The need to address the under-representation of women in technology roles should not be an ongoing discussion, but it is. There is, however, a new sense of urgency to address this, which is related in part to the current rate of technological change. Those technology companies that have embraced diversity are better able to adapt to change, see opportunities, and evolve, while those that have not are left behind.
The issue begins with education. According to the UNESCO report Cracking the code: Girls' and women's STEM education, only 35% of STEM students in higher education worldwide are female. There are numerous reasons for this, ranging from the perpetuation of stereotypes about the subjects girls study to a lack of positive encouragement from teachers to help girls pursue STEM subjects.
Because of this lack of representation, there are fewer women in technology roles. Women technologists now account for 29% of the tech workforce. According to AnitaB.org data, if current trends continue, it could take 12 years for women to achieve equal representation in technology. We can't afford to wait that long.

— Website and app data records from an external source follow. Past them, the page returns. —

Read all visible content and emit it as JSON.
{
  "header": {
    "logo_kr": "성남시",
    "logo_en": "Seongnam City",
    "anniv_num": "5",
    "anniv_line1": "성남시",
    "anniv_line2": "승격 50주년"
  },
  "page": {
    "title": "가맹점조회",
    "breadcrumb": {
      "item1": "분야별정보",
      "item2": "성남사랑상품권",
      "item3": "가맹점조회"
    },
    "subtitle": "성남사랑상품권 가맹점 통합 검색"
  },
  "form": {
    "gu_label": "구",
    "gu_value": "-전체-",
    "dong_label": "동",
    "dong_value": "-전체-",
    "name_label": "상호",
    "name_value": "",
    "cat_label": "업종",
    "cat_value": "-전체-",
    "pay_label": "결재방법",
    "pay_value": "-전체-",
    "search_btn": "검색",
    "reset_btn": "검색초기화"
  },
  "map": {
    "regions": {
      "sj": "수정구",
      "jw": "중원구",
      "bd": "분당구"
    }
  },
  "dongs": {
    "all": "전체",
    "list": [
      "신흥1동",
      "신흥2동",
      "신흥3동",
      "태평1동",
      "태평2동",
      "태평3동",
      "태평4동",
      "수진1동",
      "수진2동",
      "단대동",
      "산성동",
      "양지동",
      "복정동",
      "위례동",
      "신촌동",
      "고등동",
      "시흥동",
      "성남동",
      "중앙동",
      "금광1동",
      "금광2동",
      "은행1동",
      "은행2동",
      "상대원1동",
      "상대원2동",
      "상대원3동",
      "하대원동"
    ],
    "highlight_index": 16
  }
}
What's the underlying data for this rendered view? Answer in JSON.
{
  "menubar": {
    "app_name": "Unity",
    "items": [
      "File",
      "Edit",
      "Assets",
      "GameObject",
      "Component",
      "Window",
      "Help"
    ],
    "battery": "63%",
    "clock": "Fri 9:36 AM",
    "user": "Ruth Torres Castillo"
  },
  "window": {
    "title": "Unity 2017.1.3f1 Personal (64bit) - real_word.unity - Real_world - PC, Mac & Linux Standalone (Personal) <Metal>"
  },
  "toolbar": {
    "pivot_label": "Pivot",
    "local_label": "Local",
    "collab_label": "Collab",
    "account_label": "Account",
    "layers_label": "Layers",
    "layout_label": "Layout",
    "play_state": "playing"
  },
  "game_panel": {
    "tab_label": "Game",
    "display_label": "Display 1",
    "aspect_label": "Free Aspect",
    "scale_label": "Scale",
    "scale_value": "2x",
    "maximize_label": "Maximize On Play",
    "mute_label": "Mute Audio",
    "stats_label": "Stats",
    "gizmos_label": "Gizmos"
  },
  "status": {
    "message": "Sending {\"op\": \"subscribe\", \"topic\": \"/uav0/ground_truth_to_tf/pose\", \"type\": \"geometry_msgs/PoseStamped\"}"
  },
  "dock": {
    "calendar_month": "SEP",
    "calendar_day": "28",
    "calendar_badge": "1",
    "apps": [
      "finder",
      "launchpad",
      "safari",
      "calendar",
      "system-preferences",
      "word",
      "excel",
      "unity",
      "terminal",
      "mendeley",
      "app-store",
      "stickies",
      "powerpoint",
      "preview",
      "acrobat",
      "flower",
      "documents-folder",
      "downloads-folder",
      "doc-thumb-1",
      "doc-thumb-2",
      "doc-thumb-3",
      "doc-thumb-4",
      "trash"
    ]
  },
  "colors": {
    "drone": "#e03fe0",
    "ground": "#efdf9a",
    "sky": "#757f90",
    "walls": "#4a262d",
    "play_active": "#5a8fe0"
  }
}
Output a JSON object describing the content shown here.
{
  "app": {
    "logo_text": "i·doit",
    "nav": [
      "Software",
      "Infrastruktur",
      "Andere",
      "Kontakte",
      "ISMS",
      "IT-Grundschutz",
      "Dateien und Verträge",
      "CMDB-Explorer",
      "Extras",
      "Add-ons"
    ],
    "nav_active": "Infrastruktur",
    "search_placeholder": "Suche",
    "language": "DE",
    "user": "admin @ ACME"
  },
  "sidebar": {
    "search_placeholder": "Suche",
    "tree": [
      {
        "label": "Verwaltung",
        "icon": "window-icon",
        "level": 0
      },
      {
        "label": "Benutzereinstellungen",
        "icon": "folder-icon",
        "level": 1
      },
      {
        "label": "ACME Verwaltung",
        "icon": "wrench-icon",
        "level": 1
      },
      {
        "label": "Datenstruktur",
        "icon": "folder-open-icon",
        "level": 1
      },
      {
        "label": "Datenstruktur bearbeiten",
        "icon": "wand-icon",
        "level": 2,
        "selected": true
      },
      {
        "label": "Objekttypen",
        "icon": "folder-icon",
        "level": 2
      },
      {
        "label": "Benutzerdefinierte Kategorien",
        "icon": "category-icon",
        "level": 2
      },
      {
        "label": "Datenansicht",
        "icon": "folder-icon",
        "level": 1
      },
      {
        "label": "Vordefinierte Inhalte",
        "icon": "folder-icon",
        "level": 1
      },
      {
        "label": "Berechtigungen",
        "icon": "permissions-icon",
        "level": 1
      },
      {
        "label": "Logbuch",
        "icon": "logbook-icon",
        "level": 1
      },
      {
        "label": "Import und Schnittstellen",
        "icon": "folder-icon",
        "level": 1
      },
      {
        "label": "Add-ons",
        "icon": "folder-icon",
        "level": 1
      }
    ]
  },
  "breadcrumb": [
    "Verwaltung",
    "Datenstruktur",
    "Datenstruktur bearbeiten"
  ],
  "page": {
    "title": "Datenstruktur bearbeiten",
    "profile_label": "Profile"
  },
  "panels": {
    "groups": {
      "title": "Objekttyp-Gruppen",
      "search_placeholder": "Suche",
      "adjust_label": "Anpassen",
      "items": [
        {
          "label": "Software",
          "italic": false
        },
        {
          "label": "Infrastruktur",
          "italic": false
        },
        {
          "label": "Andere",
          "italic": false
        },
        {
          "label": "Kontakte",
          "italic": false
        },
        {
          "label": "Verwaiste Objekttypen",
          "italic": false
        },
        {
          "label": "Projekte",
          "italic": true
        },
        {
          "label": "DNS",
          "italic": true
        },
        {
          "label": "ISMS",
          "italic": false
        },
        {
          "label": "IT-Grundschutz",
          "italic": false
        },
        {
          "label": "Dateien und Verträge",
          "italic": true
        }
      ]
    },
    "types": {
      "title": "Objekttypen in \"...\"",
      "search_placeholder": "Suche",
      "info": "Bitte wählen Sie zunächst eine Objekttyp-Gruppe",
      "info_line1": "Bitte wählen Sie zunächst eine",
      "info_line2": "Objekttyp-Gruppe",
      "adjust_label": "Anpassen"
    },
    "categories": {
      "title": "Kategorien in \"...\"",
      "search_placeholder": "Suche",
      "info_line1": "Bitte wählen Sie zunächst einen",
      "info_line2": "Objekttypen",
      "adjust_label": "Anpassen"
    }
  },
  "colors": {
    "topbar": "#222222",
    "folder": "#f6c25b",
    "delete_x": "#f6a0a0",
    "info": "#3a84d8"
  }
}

For far too long, a lack of role models, as well as a lack of transparency and flexibility in recruitment and retention, has discouraged many women from applying for positions. In addition, far too few women advance to positions of leadership in the industry. Indeed, according to a 2020 study conducted by Accenture and Girls Who Code, the two primary reasons for women's underrepresentation in technology are a lack of mentors (cited by 48% of respondents) and a lack of female role models in the field (42 per cent).
To address these issues, there is a need for a global workforce strategy. Society, including the government and the education system, must play its part. The government can start by encouraging schools to start championing girls from a young age to dream big and provide them with education and resources that don’t limit their aspirations. It can start encouraging schools to do more to break down the negative stereotypes that continue to characterise technology subjects as more relevant to males.
While schools educating girls in the importance of technology subjects will bring long-term benefits, it would take a number of years to see the impact of this and a generation gap would exist which is why education alone is not the answer. Gender diversity levels within technology management will need to improve as an urgent priority and governments should be incentivising tech firms to retrain women with the necessary skillsets from other industries into technology roles.
Aside from what governments can offer to improve gender diversity, there is much that technology companies should take responsibility for. Many companies have the resources and expertise, particularly in human resources, to take proactive action and begin to integrate a more gender-diverse approach into the way they work today. For example, by making the path back into work clear, accessible, and supported, programmes to retrain women who have taken career breaks can encourage more female senior management.
HR leaders play a critical role in initiating change, and HR as a whole must be committed to bringing about change. HR plays an important role in training managers in areas such as goal setting, performance management, and annual reviews to ensure that the gender diversity agenda is taken into account throughout. Line managers must be instructed to have these open and honest conversations with female members of their teams, as well as to ask pertinent questions such as, "Are there any opportunities you feel aren't available to you?" 'Is there anything you believe is impeding your progress or development?' ’. Asking these questions will spark a conversation that would otherwise go unnoticed.
In line with this, the company, with HR at the helm, must always ensure that communication is clear, especially during the recruitment process. Candidates must understand the level of flexibility supported by the company, including maternity policies, as well as its approach to hybrid working. HR departments must move away from job descriptions that mention 37.5-hour, five-day work weeks. If they don't want to discourage talented female candidates, they must be willing to consider part-time or compressed work weeks. Too many talented young women today leave the technology field when they have children.
All of this, of course, does not diminish the importance of women taking action to disrupt the status quo in technology businesses and raising their voices to initiate change. Mentoring, whether formal or informal, is an important component of this. Every woman who advances to a certain level in a technology organisation should aspire to be an educator, passing on her knowledge and understanding to others.
The end goal of gender diversity is difficult to achieve. Making progress requires societal involvement from education through government and on into business. Business can’t operate in a vacuum but, with HR at the helm, there is much it can do to drive through change from breaking down stereotypes to supporting flexible and hybrid working.